The astonishing diversity of complex adaptations that we see in the living world has been produced by natural selection, over ∼ 3.5 billion years of evolution. Information from the largely random survival and reproduction of past organisms has accumulated to produce genomes that are precisely fitted to diverse environments. In PNAS, Chastain et al. show that natural selection on freely recombining populations is equivalent to the multiplicative weights update algorithm (MWUA), an efficient optimization algorithm that has been discovered many times in computer science, statistics, and economics. Whether this equivalence explains the extraordinary effectiveness of natural selection, or conversely, of artificial algorithms, depends on one's perspective. Perhaps surprisingly, theoretical results in population genetics and in computer science look quite different, even when they deal with essentially the same questions. Thus, the equivalence identified by Chastain et al. allows these different results to be transferred between fields in both directions. (Emphasis added.)

The obvious problem with this line of thinking is that evolution has no algorithm! By definition, it is aimless, unguided, and mindless -- unlike an economist, statistician, or computer scientist. Like the playground voices compared to stellar spectra, any similarities will surely be swamped by more important differences. We also see that the commenters assume natural selection created all the "astonishing diversity of complex adaptations" in the living world, forcing them to try to fit an intelligent-design algorithm on what they believe originated by chance. Here's how Chastain et al. commit the same question-begging error:

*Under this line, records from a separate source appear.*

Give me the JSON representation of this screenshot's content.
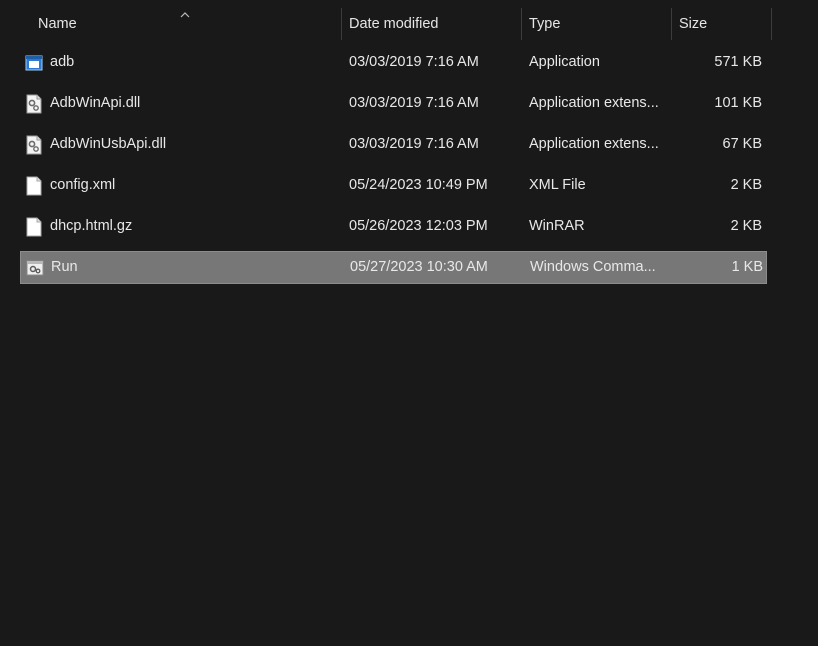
{
  "columns": {
    "name": "Name",
    "date": "Date modified",
    "type": "Type",
    "size": "Size"
  },
  "sort": {
    "column": "name",
    "direction": "ascending",
    "icon": "chevron-up-icon"
  },
  "files": [
    {
      "name": "adb",
      "date": "03/03/2019 7:16 AM",
      "type": "Application",
      "size": "571 KB",
      "icon": "application-exe-icon",
      "selected": false
    },
    {
      "name": "AdbWinApi.dll",
      "date": "03/03/2019 7:16 AM",
      "type": "Application extens...",
      "size": "101 KB",
      "icon": "dll-gear-file-icon",
      "selected": false
    },
    {
      "name": "AdbWinUsbApi.dll",
      "date": "03/03/2019 7:16 AM",
      "type": "Application extens...",
      "size": "67 KB",
      "icon": "dll-gear-file-icon",
      "selected": false
    },
    {
      "name": "config.xml",
      "date": "05/24/2023 10:49 PM",
      "type": "XML File",
      "size": "2 KB",
      "icon": "blank-file-icon",
      "selected": false
    },
    {
      "name": "dhcp.html.gz",
      "date": "05/26/2023 12:03 PM",
      "type": "WinRAR",
      "size": "2 KB",
      "icon": "blank-file-icon",
      "selected": false
    },
    {
      "name": "Run",
      "date": "05/27/2023 10:30 AM",
      "type": "Windows Comma...",
      "size": "1 KB",
      "icon": "batch-script-icon",
      "selected": true
    }
  ],
  "colors": {
    "background": "#191919",
    "selection": "#777777",
    "text": "#e8e8e8"
  }
}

Even the most seasoned students of evolution, starting with Darwin himself, have occasionally expressed amazement that the mechanism of natural selection has produced the whole of Life as we see it around us. There is a computational way to articulate the same amazement: "What algorithm could possibly achieve all this in a mere three and a half billion years?" In this paper we propose an answer: We demonstrate that in the regime of weak selection, the standard equations of population genetics describing natural selection in the presence of sex become identical to those of a repeated game between genes played according to multiplicative weight updates (MWUA), an algorithm known in computer science to be surprisingly powerful and versatile. MWUA maximizes a tradeoff between cumulative performance and entropy, which suggests a new view on the maintenance of diversity in evolution.

Once again, they first assume evolution, then try to force-fit an intelligently designed algorithm (MWUA) onto the whole of life. This is fallacious. It takes a mind to assign weights, play games to win, and run algorithms. It takes a mind to recognize a tradeoff, measure performance, and counteract entropy. A mindless world is incapable of such things. The authors have merely transferred their own mental activity onto a world that they must assume, being Darwinists, is blind and uncaring. Barton and colleagues never quite catch the absurdity of the comparison:

Although computer science and evolutionary biology appear to be very different fields, there are some surprisingly close parallels, which are apparent if one thinks of natural selection as providing a general algorithm by which populations can efficiently learn about their environment. Although the questions in each field differ, there are common themes -- not least, how rapidly can evolutionary algorithms act? In computer science terms, what is the complexity of an evolutionary algorithm, or in other words, how does the runtime scale with the dimensionality of the environment, genome size, population size, and so on? It is striking that, although these different fields deal with similar problems, their theoretical structures are quite different, giving an opportunity for fruitful transfer.

The only algorithm possible for evolutionary theory is what we might dub (after Berlinski) the SDLA: the "Sheer Dumb Luck" Algorithm. Unfortunately, that algorithm is weighted heavily in favor of entropy and extinction. We would hope that Darwinists would not try to transfer their algorithm back onto the computer scientists. It may be too late for the economists.

Photo credit: Howard Jefferson/Flickr.